Re: activism in Anthropology

Adrian Tanner (atanner@MORGAN.UCS.MUN.CA)
Thu, 11 Jan 1996 11:54:13 -0330

I come down generally on the side of the argument that anthropologists ought
to seriously consider being activists on issues involving the people they
have studied, issues about which they happen to have specialized knowledge.
I thus go beyond the motherhood statement that *everyone* should do the
right thing and stand up for justice, etc. Because of the intimate nature of
their guest relationship with the group they study, anthropologists with
field experience are often in a special position, one which carries with it
a very special responsibility.

Ethnographers are often in a unique position because field work, if properly
done, ought to give one access to a good general understanding of all sides
of an issue, compared with either someone with brief local experience (e.g.
a tourist or a journalist) or someone comming from a more specialized
discipline or a more limited professional role (e.g. medical practitioner or
development worker - although there are many anthropologists with a pretty
narrow, even blinkered, focus, I admit). In the best of all possible worlds,
activism is best undertaken solely by members of the local groups which are
directly involved in an issue. But the links anthropologists also have with
'outside' institutions often also contribute to their priviledged ability to
act as activists, at least in relation to their hosts.

Notice I say in the opening paragraph "ought to seriously consider"; unless
one undertakes to engage in activism as part of the conditions agreed to
with the host community when one undertakes a field research project, then I
respect the right of those who are uncomfortable with this role, or who find
their expertise includes nothing of use to the hosts on a specific issue, to
choose to opt out.
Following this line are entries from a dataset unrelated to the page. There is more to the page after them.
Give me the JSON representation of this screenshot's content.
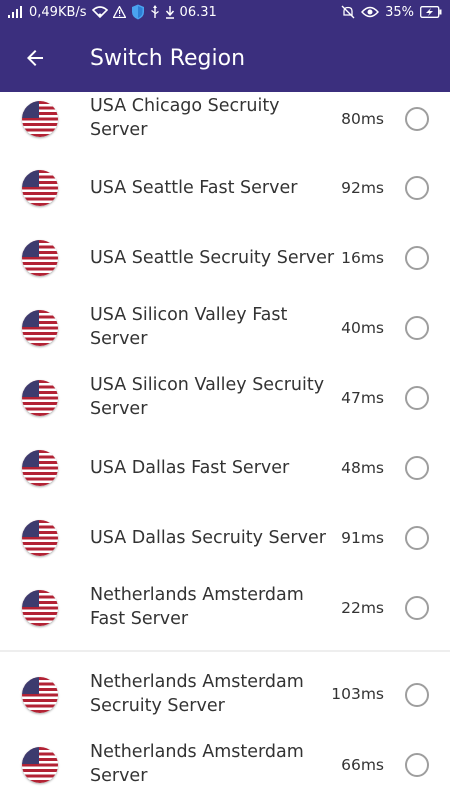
{
  "status_bar": {
    "net_speed": "0,49KB/s",
    "time": "06.31",
    "battery": "35%"
  },
  "header": {
    "title": "Switch Region",
    "back_icon": "arrow-left-icon"
  },
  "servers": [
    {
      "name": "USA Chicago Secruity Server",
      "latency": "80ms"
    },
    {
      "name": "USA Seattle Fast Server",
      "latency": "92ms"
    },
    {
      "name": "USA Seattle Secruity Server",
      "latency": "16ms"
    },
    {
      "name": "USA Silicon Valley Fast Server",
      "latency": "40ms"
    },
    {
      "name": "USA Silicon Valley Secruity Server",
      "latency": "47ms"
    },
    {
      "name": "USA Dallas Fast Server",
      "latency": "48ms"
    },
    {
      "name": "USA Dallas Secruity Server",
      "latency": "91ms"
    },
    {
      "name": "Netherlands Amsterdam Fast Server",
      "latency": "22ms"
    },
    {
      "name": "Netherlands Amsterdam Secruity Server",
      "latency": "103ms"
    },
    {
      "name": "Netherlands Amsterdam Server",
      "latency": "66ms"
    }
  ],
  "colors": {
    "primary": "#3b2f7e",
    "text": "#333333",
    "radio_border": "#9e9e9e"
  },
  "icons": {
    "flag": "us-flag-icon",
    "radio": "radio-unselected"
  }
}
There are many hazards in the activist, or advocacy, role for the
anthropologist. However, I am not referring here to the issue that our 'job'
is to observe, document, analyze and explain, and advocacy is not covered by
this. This seems to imply that the activist activity might detract from
these other undertakings. The core of the anthropological field method is
participant observation. Every society I am aware of is in the widst of
change. Activism in the field often involves nothing more than engaging in
participant observation of social change. Activism, per se, need not detract
from a person's ability to also document and analyse according to the high
disciplinery standards of his or her peers. It is up to these peers to
demonstrate that a person's judgement is impaired when they review the
activist's published academic work. I ask for no special dispensation for
anyone because they also happen to engage in advocay. While you may be able
to cite examples of people who are activists and who appear to loose their
objectivity, I can cite examples of such people who do not. Loss of the
ability to rationally assess a situation as as fatal to activism itself as
it is to academic scholarship. This is, in my view, a false issue.

However, one of the possible hazzards I *am* particularly concerned with is the
potential for activism to create new forms of dependency. I think we must
keep an eye out for this problem, and take steps to alter our behaviour if
we see this process starting to occur. Another hazzard is anthropological
activists who limit themselves to "cultural preservation"; apart from
probably being a futile undertaking for an outsider, without there being a
strong indigenous movement already under way, it has the appearence of being
self-serving, by activily supporting anthropology's special interest in
cultural difference.

Finally, *every researcher* in the social disciplines ought to feel obliged
to make available the results of their research to their host group, in a
form which can be most suitably used by them to advance their own interests.

Adrian Tanner, Dept of Anthropology, Memorial University, St John's,
Newfoundland, Canada. A1C 5S7. email Tel 709 737
8868 fax 737 8686